Input data below:

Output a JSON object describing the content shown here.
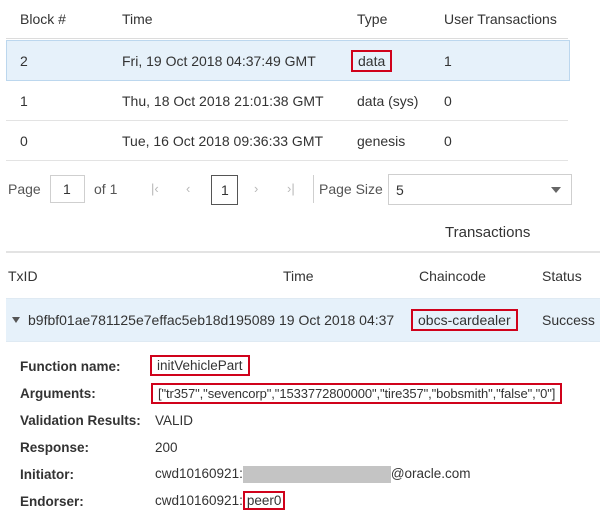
{
  "blocks": {
    "headers": [
      "Block #",
      "Time",
      "Type",
      "User Transactions"
    ],
    "rows": [
      {
        "block": "2",
        "time": "Fri, 19 Oct 2018 04:37:49 GMT",
        "type": "data",
        "tx": "1"
      },
      {
        "block": "1",
        "time": "Thu, 18 Oct 2018 21:01:38 GMT",
        "type": "data (sys)",
        "tx": "0"
      },
      {
        "block": "0",
        "time": "Tue, 16 Oct 2018 09:36:33 GMT",
        "type": "genesis",
        "tx": "0"
      }
    ]
  },
  "pager": {
    "page_label": "Page",
    "page_value": "1",
    "of_label": "of 1",
    "current": "1",
    "page_size_label": "Page Size",
    "page_size_value": "5",
    "icons": [
      "first-page-icon",
      "prev-page-icon",
      "next-page-icon",
      "last-page-icon"
    ]
  },
  "transactions": {
    "title": "Transactions",
    "headers": [
      "TxID",
      "Time",
      "Chaincode",
      "Status"
    ],
    "row": {
      "txid": "b9fbf01ae781125e7effac5eb18d195089",
      "time": "19 Oct 2018 04:37",
      "chaincode": "obcs-cardealer",
      "status": "Success"
    }
  },
  "details": {
    "function_label": "Function name:",
    "function_value": "initVehiclePart",
    "arguments_label": "Arguments:",
    "arguments_value": "[\"tr357\",\"sevencorp\",\"1533772800000\",\"tire357\",\"bobsmith\",\"false\",\"0\"]",
    "validation_label": "Validation Results:",
    "validation_value": "VALID",
    "response_label": "Response:",
    "response_value": "200",
    "initiator_label": "Initiator:",
    "initiator_prefix": "cwd10160921:",
    "initiator_suffix": "@oracle.com",
    "endorser_label": "Endorser:",
    "endorser_prefix": "cwd10160921:",
    "endorser_value": "peer0"
  },
  "colors": {
    "highlight_box": "#d0021b",
    "selected_row": "#e6f1fa"
  }
}
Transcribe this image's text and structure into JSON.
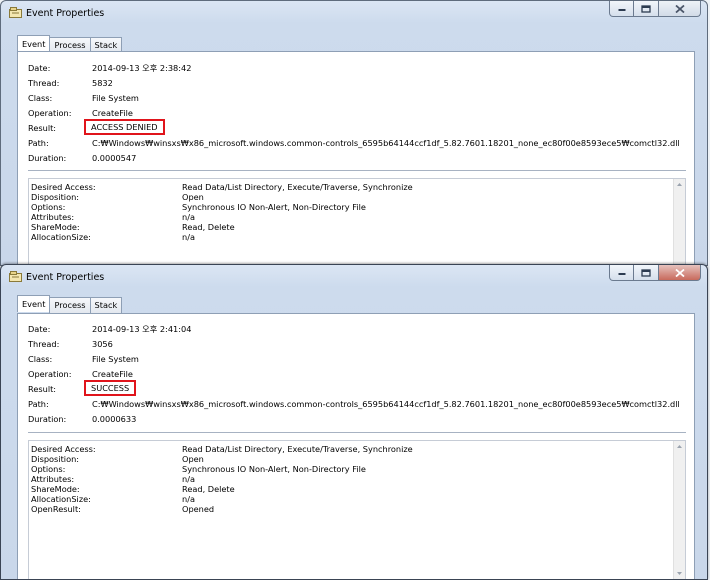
{
  "windows": [
    {
      "title": "Event Properties",
      "tabs": [
        "Event",
        "Process",
        "Stack"
      ],
      "fields": [
        {
          "label": "Date:",
          "value": "2014-09-13 오후 2:38:42"
        },
        {
          "label": "Thread:",
          "value": "5832"
        },
        {
          "label": "Class:",
          "value": "File System"
        },
        {
          "label": "Operation:",
          "value": "CreateFile"
        },
        {
          "label": "Result:",
          "value": "ACCESS DENIED"
        },
        {
          "label": "Path:",
          "value": "C:₩Windows₩winsxs₩x86_microsoft.windows.common-controls_6595b64144ccf1df_5.82.7601.18201_none_ec80f00e8593ece5₩comctl32.dll"
        },
        {
          "label": "Duration:",
          "value": "0.0000547"
        }
      ],
      "details": [
        {
          "label": "Desired Access:",
          "value": "Read Data/List Directory, Execute/Traverse, Synchronize"
        },
        {
          "label": "Disposition:",
          "value": "Open"
        },
        {
          "label": "Options:",
          "value": "Synchronous IO Non-Alert, Non-Directory File"
        },
        {
          "label": "Attributes:",
          "value": "n/a"
        },
        {
          "label": "ShareMode:",
          "value": "Read, Delete"
        },
        {
          "label": "AllocationSize:",
          "value": "n/a"
        }
      ],
      "highlight_color": "#e0141b"
    },
    {
      "title": "Event Properties",
      "tabs": [
        "Event",
        "Process",
        "Stack"
      ],
      "fields": [
        {
          "label": "Date:",
          "value": "2014-09-13 오후 2:41:04"
        },
        {
          "label": "Thread:",
          "value": "3056"
        },
        {
          "label": "Class:",
          "value": "File System"
        },
        {
          "label": "Operation:",
          "value": "CreateFile"
        },
        {
          "label": "Result:",
          "value": "SUCCESS"
        },
        {
          "label": "Path:",
          "value": "C:₩Windows₩winsxs₩x86_microsoft.windows.common-controls_6595b64144ccf1df_5.82.7601.18201_none_ec80f00e8593ece5₩comctl32.dll"
        },
        {
          "label": "Duration:",
          "value": "0.0000633"
        }
      ],
      "details": [
        {
          "label": "Desired Access:",
          "value": "Read Data/List Directory, Execute/Traverse, Synchronize"
        },
        {
          "label": "Disposition:",
          "value": "Open"
        },
        {
          "label": "Options:",
          "value": "Synchronous IO Non-Alert, Non-Directory File"
        },
        {
          "label": "Attributes:",
          "value": "n/a"
        },
        {
          "label": "ShareMode:",
          "value": "Read, Delete"
        },
        {
          "label": "AllocationSize:",
          "value": "n/a"
        },
        {
          "label": "OpenResult:",
          "value": "Opened"
        }
      ],
      "highlight_color": "#e0141b"
    }
  ]
}
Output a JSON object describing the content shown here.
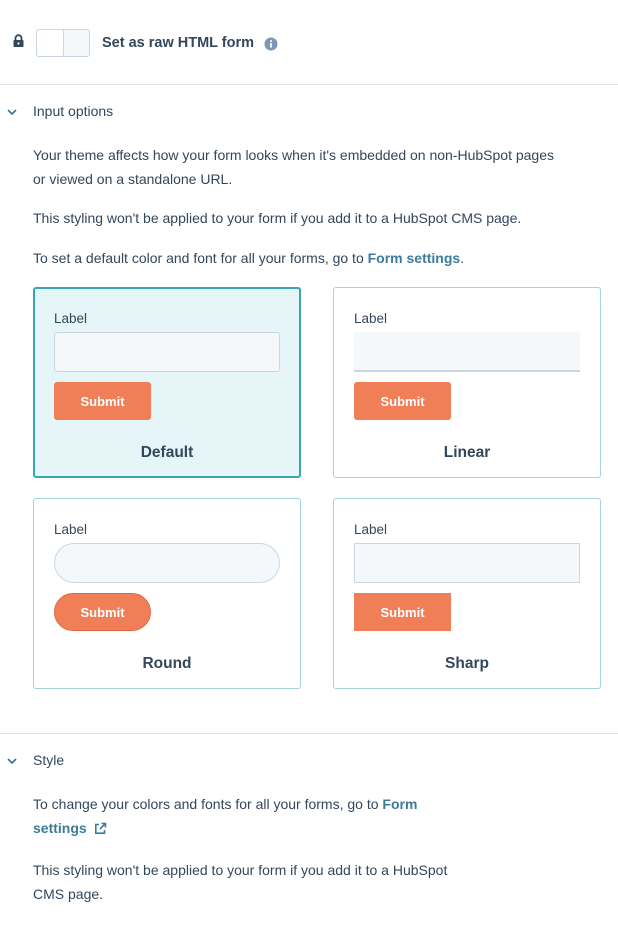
{
  "raw_html": {
    "label": "Set as raw HTML form",
    "toggle_on": false
  },
  "input_options": {
    "title": "Input options",
    "para1_line1": "Your theme affects how your form looks when it's embedded on non-HubSpot pages",
    "para1_line2": "or viewed on a standalone URL.",
    "para2": "This styling won't be applied to your form if you add it to a HubSpot CMS page.",
    "para3_prefix": "To set a default color and font for all your forms, go to ",
    "para3_link": "Form settings",
    "para3_suffix": ".",
    "themes": [
      {
        "name": "Default",
        "field_label": "Label",
        "button_label": "Submit",
        "selected": true
      },
      {
        "name": "Linear",
        "field_label": "Label",
        "button_label": "Submit",
        "selected": false
      },
      {
        "name": "Round",
        "field_label": "Label",
        "button_label": "Submit",
        "selected": false
      },
      {
        "name": "Sharp",
        "field_label": "Label",
        "button_label": "Submit",
        "selected": false
      }
    ]
  },
  "style": {
    "title": "Style",
    "para1_prefix": "To change your colors and fonts for all your forms, go to ",
    "para1_link_part1": "Form",
    "para1_link_part2": "settings",
    "para2_line1": "This styling won't be applied to your form if you add it to a HubSpot",
    "para2_line2": "CMS page."
  },
  "colors": {
    "accent": "#f07e56",
    "selected_border": "#3aa5b8",
    "selected_bg": "#e5f5f8",
    "link": "#4a7d9a",
    "text": "#33475b"
  },
  "icons": {
    "lock": "lock-icon",
    "info": "info-icon",
    "chevron": "chevron-down-icon",
    "external": "external-link-icon"
  }
}
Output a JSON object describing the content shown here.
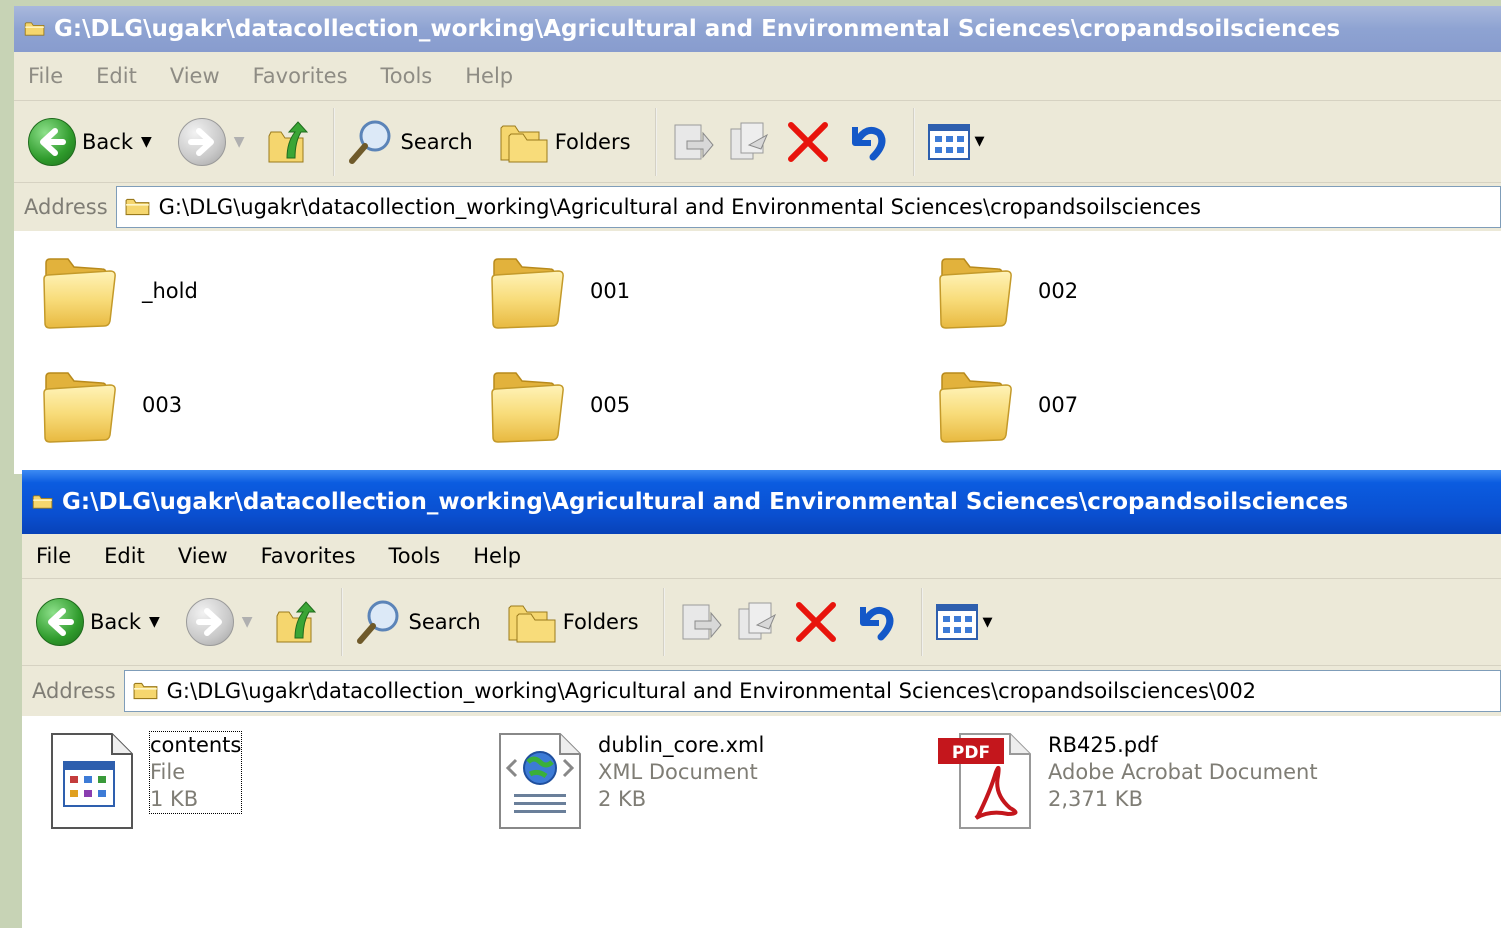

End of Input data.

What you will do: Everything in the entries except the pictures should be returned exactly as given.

Result of this task:
Output a JSON object describing the content shown here.
{
  "blocks": {
    "headers": [
      "Block #",
      "Time",
      "Type",
      "User Transactions"
    ],
    "rows": [
      {
        "block": "2",
        "time": "Fri, 19 Oct 2018 04:37:49 GMT",
        "type": "data",
        "tx": "1"
      },
      {
        "block": "1",
        "time": "Thu, 18 Oct 2018 21:01:38 GMT",
        "type": "data (sys)",
        "tx": "0"
      },
      {
        "block": "0",
        "time": "Tue, 16 Oct 2018 09:36:33 GMT",
        "type": "genesis",
        "tx": "0"
      }
    ]
  },
  "pager": {
    "page_label": "Page",
    "page_value": "1",
    "of_label": "of 1",
    "current": "1",
    "page_size_label": "Page Size",
    "page_size_value": "5",
    "icons": [
      "first-page-icon",
      "prev-page-icon",
      "next-page-icon",
      "last-page-icon"
    ]
  },
  "transactions": {
    "title": "Transactions",
    "headers": [
      "TxID",
      "Time",
      "Chaincode",
      "Status"
    ],
    "row": {
      "txid": "b9fbf01ae781125e7effac5eb18d195089",
      "time": "19 Oct 2018 04:37",
      "chaincode": "obcs-cardealer",
      "status": "Success"
    }
  },
  "details": {
    "function_label": "Function name:",
    "function_value": "initVehiclePart",
    "arguments_label": "Arguments:",
    "arguments_value": "[\"tr357\",\"sevencorp\",\"1533772800000\",\"tire357\",\"bobsmith\",\"false\",\"0\"]",
    "validation_label": "Validation Results:",
    "validation_value": "VALID",
    "response_label": "Response:",
    "response_value": "200",
    "initiator_label": "Initiator:",
    "initiator_prefix": "cwd10160921:",
    "initiator_suffix": "@oracle.com",
    "endorser_label": "Endorser:",
    "endorser_prefix": "cwd10160921:",
    "endorser_value": "peer0"
  },
  "colors": {
    "highlight_box": "#d0021b",
    "selected_row": "#e6f1fa"
  }
}
Transcribe this image's text and structure into JSON.
{
  "windows": [
    {
      "title": "Event Properties",
      "tabs": [
        "Event",
        "Process",
        "Stack"
      ],
      "fields": [
        {
          "label": "Date:",
          "value": "2014-09-13 오후 2:38:42"
        },
        {
          "label": "Thread:",
          "value": "5832"
        },
        {
          "label": "Class:",
          "value": "File System"
        },
        {
          "label": "Operation:",
          "value": "CreateFile"
        },
        {
          "label": "Result:",
          "value": "ACCESS DENIED"
        },
        {
          "label": "Path:",
          "value": "C:₩Windows₩winsxs₩x86_microsoft.windows.common-controls_6595b64144ccf1df_5.82.7601.18201_none_ec80f00e8593ece5₩comctl32.dll"
        },
        {
          "label": "Duration:",
          "value": "0.0000547"
        }
      ],
      "details": [
        {
          "label": "Desired Access:",
          "value": "Read Data/List Directory, Execute/Traverse, Synchronize"
        },
        {
          "label": "Disposition:",
          "value": "Open"
        },
        {
          "label": "Options:",
          "value": "Synchronous IO Non-Alert, Non-Directory File"
        },
        {
          "label": "Attributes:",
          "value": "n/a"
        },
        {
          "label": "ShareMode:",
          "value": "Read, Delete"
        },
        {
          "label": "AllocationSize:",
          "value": "n/a"
        }
      ],
      "highlight_color": "#e0141b"
    },
    {
      "title": "Event Properties",
      "tabs": [
        "Event",
        "Process",
        "Stack"
      ],
      "fields": [
        {
          "label": "Date:",
          "value": "2014-09-13 오후 2:41:04"
        },
        {
          "label": "Thread:",
          "value": "3056"
        },
        {
          "label": "Class:",
          "value": "File System"
        },
        {
          "label": "Operation:",
          "value": "CreateFile"
        },
        {
          "label": "Result:",
          "value": "SUCCESS"
        },
        {
          "label": "Path:",
          "value": "C:₩Windows₩winsxs₩x86_microsoft.windows.common-controls_6595b64144ccf1df_5.82.7601.18201_none_ec80f00e8593ece5₩comctl32.dll"
        },
        {
          "label": "Duration:",
          "value": "0.0000633"
        }
      ],
      "details": [
        {
          "label": "Desired Access:",
          "value": "Read Data/List Directory, Execute/Traverse, Synchronize"
        },
        {
          "label": "Disposition:",
          "value": "Open"
        },
        {
          "label": "Options:",
          "value": "Synchronous IO Non-Alert, Non-Directory File"
        },
        {
          "label": "Attributes:",
          "value": "n/a"
        },
        {
          "label": "ShareMode:",
          "value": "Read, Delete"
        },
        {
          "label": "AllocationSize:",
          "value": "n/a"
        },
        {
          "label": "OpenResult:",
          "value": "Opened"
        }
      ],
      "highlight_color": "#e0141b"
    }
  ]
}
Output a JSON object describing the content shown here.
{
  "raw_html": {
    "label": "Set as raw HTML form",
    "toggle_on": false
  },
  "input_options": {
    "title": "Input options",
    "para1_line1": "Your theme affects how your form looks when it's embedded on non-HubSpot pages",
    "para1_line2": "or viewed on a standalone URL.",
    "para2": "This styling won't be applied to your form if you add it to a HubSpot CMS page.",
    "para3_prefix": "To set a default color and font for all your forms, go to ",
    "para3_link": "Form settings",
    "para3_suffix": ".",
    "themes": [
      {
        "name": "Default",
        "field_label": "Label",
        "button_label": "Submit",
        "selected": true
      },
      {
        "name": "Linear",
        "field_label": "Label",
        "button_label": "Submit",
        "selected": false
      },
      {
        "name": "Round",
        "field_label": "Label",
        "button_label": "Submit",
        "selected": false
      },
      {
        "name": "Sharp",
        "field_label": "Label",
        "button_label": "Submit",
        "selected": false
      }
    ]
  },
  "style": {
    "title": "Style",
    "para1_prefix": "To change your colors and fonts for all your forms, go to ",
    "para1_link_part1": "Form",
    "para1_link_part2": "settings",
    "para2_line1": "This styling won't be applied to your form if you add it to a HubSpot",
    "para2_line2": "CMS page."
  },
  "colors": {
    "accent": "#f07e56",
    "selected_border": "#3aa5b8",
    "selected_bg": "#e5f5f8",
    "link": "#4a7d9a",
    "text": "#33475b"
  },
  "icons": {
    "lock": "lock-icon",
    "info": "info-icon",
    "chevron": "chevron-down-icon",
    "external": "external-link-icon"
  }
}
Output a JSON object describing the content shown here.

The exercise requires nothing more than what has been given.